There have been further rocket attacks by rebels across the Syrian border on the Hizballah supporting Hermel area. And rebels have issued a number of blood-curdling threats against Hizballah. In one video, commanders and fighters of Aleppo’s Tawhid Brigade threatened to ‘target the locations’ of Hizballah everwhere, in response to the party’s engagement in Syria.
The Tawhid commander further warned that unless the Beirut government restrained Hezbollah, the rebels ‘will have to move the battle to Lebanon,’ and said that ‘“Our developed rockets will then target Beirut’s southern suburb and beyond… and I will give directions to the revolutionary in Syria to attack the gangs of Hezbollah in all Shiite village.”
Another group of rebels in Qusayr accused senior Hizballah commander Mustafa Badreddine of leading Hizballah forces in the city and vowed to kill him.

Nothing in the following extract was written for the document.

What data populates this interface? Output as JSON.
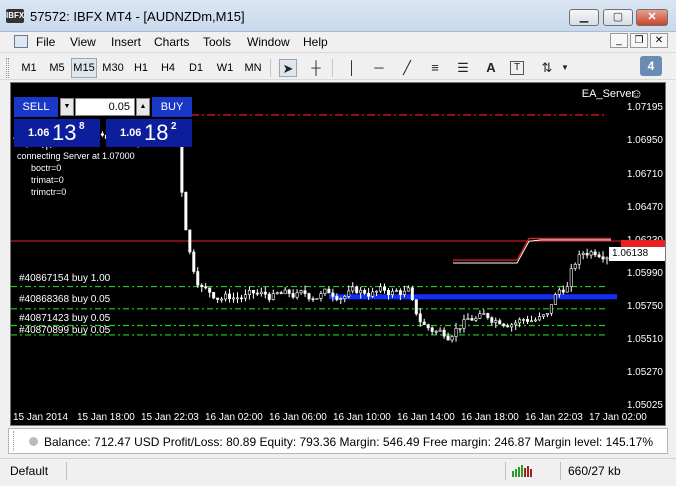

They referred to party leader Hassan Nasarallah as ‘Hassan Nasr a-Shaytan’ (Hassan victory of Satan.)
In Sidon, too, followers of Ahmed al-Assir fought with Hizballah supporting members of the so-called ‘Resistance Brigades.’ Shotes were fired outside of the Bilal Ibn Rabah Mosque, where Assir is the Imam.
What all this adds up to is that the sectarian balance of power in Lebanon is ripe for shifting as a result of the emergence of the Sunni insurgency in Syria. Hizballah chose or was instructed by its Iranian patron to go all in to help save their ally in Damascus. As a result, Lebanon is now being drawn inexorably closer to the flames of the Syrian civil war. The explosions in the Shiyah district may well be remembered as the decisive opening shots to renewed civil strife in Lebanon.